An autoimmune disease is a disease that results from the immune system mounting a defence against host cells or tissues; in effect, the body attacks its own proteins by creating autoantibodies, which also cause inflammation.
There are numerous autoimmune diseases, each affecting a different type of cell or tissue, and they are generally classified as either organ-specific or systemic. Type I or insulin-dependent diabetes mellitus, in which β islet cells in the pancreas are destroyed by an autoimmune response, is an example of an organ-specific disease. Rheumatoid arthritis primarily affects synovial joints, where an abnormal, chronic inflammatory response results in the degradation of cartilage and inflammation of the joint. However, since it can also manifest in the lungs and skin, rheumatoid arthritis is classed as a systemic autoimmune disease. Lupus erythematosus, in which the immune system creates antibodies against itself, is also systemic. Other diseases, for example chronic obstructive pulmonary disease (COPD) and sarcoidosis, are suspected of having autoimmune elements.
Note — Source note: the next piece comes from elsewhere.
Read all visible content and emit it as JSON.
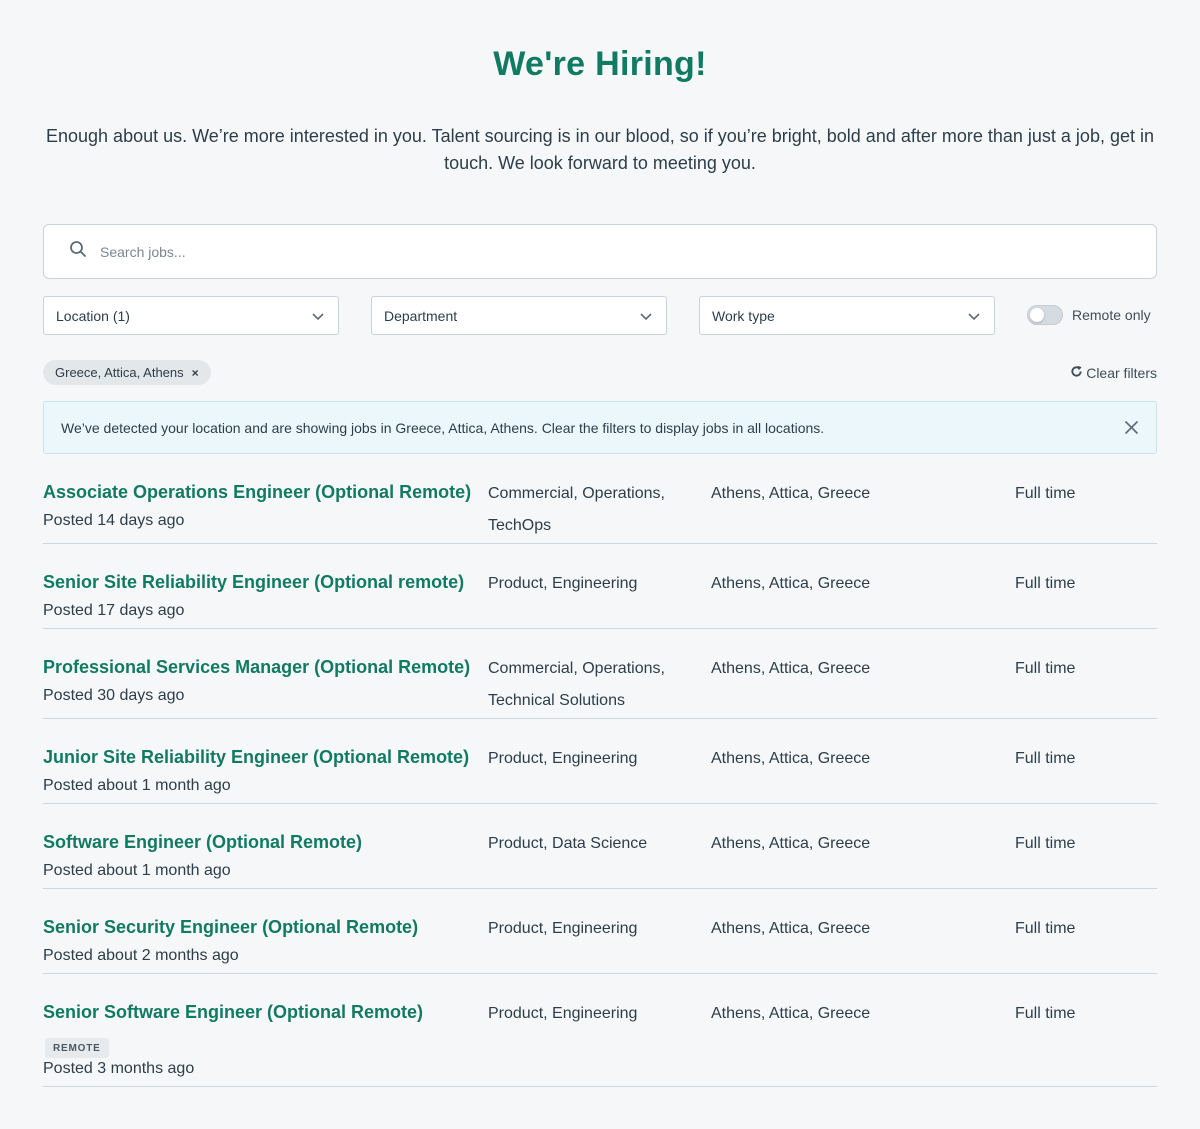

The mechanisms behind the autoimmune response are not entirely clear however, agents such as toxins, drugs or viruses can trigger an autoimmune response in a person with genetic predisposition to autoimmune disease. The complement system has also been closely linked with the development of autoimmune disorders.